EXERCISE GOAL:
Below are records to repeat exactly; copy them without the pictures.

Start of Block

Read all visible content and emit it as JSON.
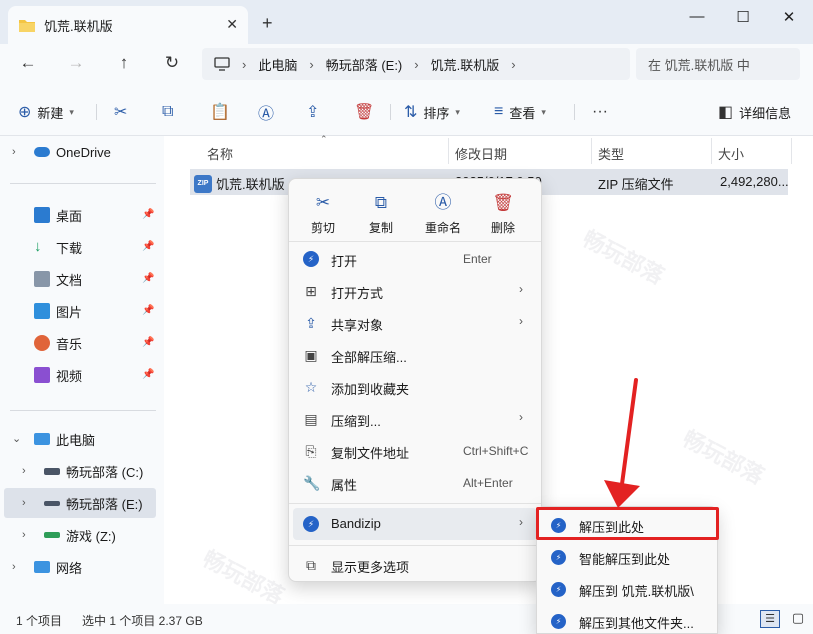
{
  "window": {
    "tab_title": "饥荒.联机版",
    "tab_close": "✕",
    "new_tab": "+",
    "minimize": "—",
    "maximize": "☐",
    "close": "✕"
  },
  "nav": {
    "back": "←",
    "forward": "→",
    "up": "↑",
    "refresh": "↻",
    "breadcrumb": [
      "此电脑",
      "畅玩部落 (E:)",
      "饥荒.联机版"
    ],
    "search_placeholder": "在 饥荒.联机版 中"
  },
  "toolbar": {
    "new_label": "新建",
    "sort_label": "排序",
    "view_label": "查看",
    "details_label": "详细信息"
  },
  "sidebar": {
    "onedrive": "OneDrive",
    "quick": [
      {
        "label": "桌面",
        "icon": "desktop-icon",
        "color": "#2b7bd0"
      },
      {
        "label": "下载",
        "icon": "download-icon",
        "color": "#1b9e62"
      },
      {
        "label": "文档",
        "icon": "document-icon",
        "color": "#6d7d92"
      },
      {
        "label": "图片",
        "icon": "pictures-icon",
        "color": "#2f8fdc"
      },
      {
        "label": "音乐",
        "icon": "music-icon",
        "color": "#e0643a"
      },
      {
        "label": "视频",
        "icon": "video-icon",
        "color": "#8a4fd1"
      }
    ],
    "this_pc": "此电脑",
    "drives": [
      "畅玩部落 (C:)",
      "畅玩部落 (E:)",
      "游戏 (Z:)"
    ],
    "network": "网络"
  },
  "columns": {
    "name": "名称",
    "modified": "修改日期",
    "type": "类型",
    "size": "大小"
  },
  "file": {
    "name": "饥荒.联机版",
    "modified": "2025/6/17 9:50",
    "type": "ZIP 压缩文件",
    "size": "2,492,280..."
  },
  "status": {
    "count": "1 个项目",
    "selected": "选中 1 个项目  2.37 GB"
  },
  "context_menu": {
    "quick_actions": [
      {
        "label": "剪切",
        "icon": "scissors-icon"
      },
      {
        "label": "复制",
        "icon": "copy-icon"
      },
      {
        "label": "重命名",
        "icon": "rename-icon"
      },
      {
        "label": "删除",
        "icon": "trash-icon"
      }
    ],
    "items": [
      {
        "label": "打开",
        "shortcut": "Enter"
      },
      {
        "label": "打开方式",
        "shortcut": ""
      },
      {
        "label": "共享对象",
        "shortcut": ""
      },
      {
        "label": "全部解压缩...",
        "shortcut": ""
      },
      {
        "label": "添加到收藏夹",
        "shortcut": ""
      },
      {
        "label": "压缩到...",
        "shortcut": ""
      },
      {
        "label": "复制文件地址",
        "shortcut": "Ctrl+Shift+C"
      },
      {
        "label": "属性",
        "shortcut": "Alt+Enter"
      }
    ],
    "bandizip": "Bandizip",
    "more_options": "显示更多选项"
  },
  "submenu": {
    "items": [
      "解压到此处",
      "智能解压到此处",
      "解压到 饥荒.联机版\\",
      "解压到其他文件夹..."
    ]
  },
  "colors": {
    "accent": "#2b5ca8",
    "highlight_red": "#e32222",
    "bandizip_blue": "#2563c7"
  }
}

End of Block

EXERCISE RESULT:
Read all visible content and emit it as JSON.
{
  "window": {
    "tab_title": "饥荒.联机版",
    "tab_close": "✕",
    "new_tab": "+",
    "minimize": "—",
    "maximize": "☐",
    "close": "✕"
  },
  "nav": {
    "back": "←",
    "forward": "→",
    "up": "↑",
    "refresh": "↻",
    "breadcrumb": [
      "此电脑",
      "畅玩部落 (E:)",
      "饥荒.联机版"
    ],
    "search_placeholder": "在 饥荒.联机版 中"
  },
  "toolbar": {
    "new_label": "新建",
    "sort_label": "排序",
    "view_label": "查看",
    "details_label": "详细信息"
  },
  "sidebar": {
    "onedrive": "OneDrive",
    "quick": [
      {
        "label": "桌面",
        "icon": "desktop-icon",
        "color": "#2b7bd0"
      },
      {
        "label": "下载",
        "icon": "download-icon",
        "color": "#1b9e62"
      },
      {
        "label": "文档",
        "icon": "document-icon",
        "color": "#6d7d92"
      },
      {
        "label": "图片",
        "icon": "pictures-icon",
        "color": "#2f8fdc"
      },
      {
        "label": "音乐",
        "icon": "music-icon",
        "color": "#e0643a"
      },
      {
        "label": "视频",
        "icon": "video-icon",
        "color": "#8a4fd1"
      }
    ],
    "this_pc": "此电脑",
    "drives": [
      "畅玩部落 (C:)",
      "畅玩部落 (E:)",
      "游戏 (Z:)"
    ],
    "network": "网络"
  },
  "columns": {
    "name": "名称",
    "modified": "修改日期",
    "type": "类型",
    "size": "大小"
  },
  "file": {
    "name": "饥荒.联机版",
    "modified": "2025/6/17 9:50",
    "type": "ZIP 压缩文件",
    "size": "2,492,280..."
  },
  "status": {
    "count": "1 个项目",
    "selected": "选中 1 个项目  2.37 GB"
  },
  "context_menu": {
    "quick_actions": [
      {
        "label": "剪切",
        "icon": "scissors-icon"
      },
      {
        "label": "复制",
        "icon": "copy-icon"
      },
      {
        "label": "重命名",
        "icon": "rename-icon"
      },
      {
        "label": "删除",
        "icon": "trash-icon"
      }
    ],
    "items": [
      {
        "label": "打开",
        "shortcut": "Enter"
      },
      {
        "label": "打开方式",
        "shortcut": ""
      },
      {
        "label": "共享对象",
        "shortcut": ""
      },
      {
        "label": "全部解压缩...",
        "shortcut": ""
      },
      {
        "label": "添加到收藏夹",
        "shortcut": ""
      },
      {
        "label": "压缩到...",
        "shortcut": ""
      },
      {
        "label": "复制文件地址",
        "shortcut": "Ctrl+Shift+C"
      },
      {
        "label": "属性",
        "shortcut": "Alt+Enter"
      }
    ],
    "bandizip": "Bandizip",
    "more_options": "显示更多选项"
  },
  "submenu": {
    "items": [
      "解压到此处",
      "智能解压到此处",
      "解压到 饥荒.联机版\\",
      "解压到其他文件夹..."
    ]
  },
  "colors": {
    "accent": "#2b5ca8",
    "highlight_red": "#e32222",
    "bandizip_blue": "#2563c7"
  }
}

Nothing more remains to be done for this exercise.